New Device for Patients with End-Stage Heart Failure
NYP/Columbia is one of the leading centers in the world for patients with end-stage heart disease, and one of the first to allow those with end-stage heart failure to benefit from Heartmate 3. This new left ventricle assist device (LVAD) takes over the pumping action of the heart, moving oxygen-rich blood throughout the body.
In a groundbreaking study reported in New England Journal of Medicine and presented at American Heart Association in November 2016, Yoshifumi Naka, MD, PhD, reported fewer complications with the Heartmate 3, calling it a marked improvement over its predecessor, Heartmate II. Dr. Naka is director of Columbia’s Cardiac Transplantation Program and Mechanical Circulatory Support Program. Columbia enrolled the largest number of patients in this trial.

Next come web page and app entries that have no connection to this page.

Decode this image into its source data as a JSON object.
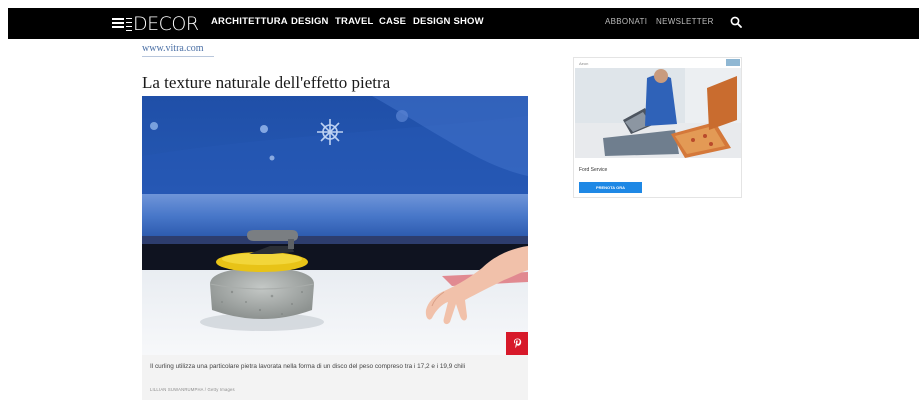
{
  "header": {
    "logo_text": "DECOR",
    "nav_items": [
      "ARCHITETTURA",
      "DESIGN",
      "TRAVEL",
      "CASE",
      "DESIGN SHOW"
    ],
    "right_items": [
      "ABBONATI",
      "NEWSLETTER"
    ],
    "icons": [
      "menu-icon",
      "search-icon"
    ]
  },
  "article": {
    "source_link": "www.vitra.com",
    "headline": "La texture naturale dell'effetto pietra",
    "image_alt_subject": "curling stone on ice",
    "caption": "Il curling utilizza una particolare pietra lavorata nella forma di un disco del peso compreso tra i 17,2 e i 19,9 chili",
    "credit": "LILLIAN SUWANRUMPHA / Getty Images",
    "pin_icon": "pinterest-icon"
  },
  "ad": {
    "label": "Aeon",
    "sponsor": "Ford Service",
    "cta_label": "PRENOTA ORA"
  },
  "colors": {
    "topbar": "#000000",
    "link": "#4a6fa5",
    "pin": "#d7192a",
    "cta": "#1e88e5",
    "caption_bg": "#f3f3f3"
  }
}
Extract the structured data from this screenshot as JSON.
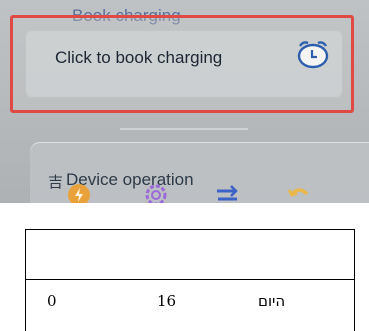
{
  "app": {
    "section_title": "Book charging",
    "booking": {
      "prompt": "Click to book charging",
      "icon": "alarm-clock-icon",
      "highlight_color": "#e04a45"
    },
    "device_operation": {
      "glyph": "吉",
      "label": "Device operation",
      "buttons": [
        {
          "icon": "power-icon",
          "color": "#e9a23b"
        },
        {
          "icon": "settings-icon",
          "color": "#9b6ad8"
        },
        {
          "icon": "switch-icon",
          "color": "#3b62c6"
        },
        {
          "icon": "return-icon",
          "color": "#e9b84a"
        }
      ]
    }
  },
  "table": {
    "header": "",
    "row": [
      "0",
      "16",
      "היום"
    ]
  }
}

There have been three generations of LVADs since 1990 each advance resulting in better patient outcomes and quality of life.
- The first generation LVAD used a positive displacement pump to mimic the natural pulsing action of the heart.
- Second generation continuous flow LVADs, introduced in 2000, are smaller and more durable and use either a centrifugal or axial flow pump to circulate the blood. Yet patients often developed a condition called pump thrombosis, increased clotting or coagulation of the blood in parts of the body that make contact with the device.
- The third generation LVAD has a fully magnetically levitated pump that has less impact on the body. According to Dr. Naka, Heartmate 3 eliminates the clotting problem and the surgery needed to correct it, greatly improving the patient’s quality of life.
How does the Heartmate 3 work?
This device is implanted directly onto a patient’s native heart and designed to supplement the pumping ability of the weakened left ventricle, moving up to 10 liters of blood per minute. It is placed above the diaphragm, immediately next to the native heart, and is attached to the aorta (the main artery). HeartMate 3 leaves the patient’s natural circulation in place while providing all of the energy necessary to propel blood throughout the body. The patient wears an external control and a rechargeable power pack.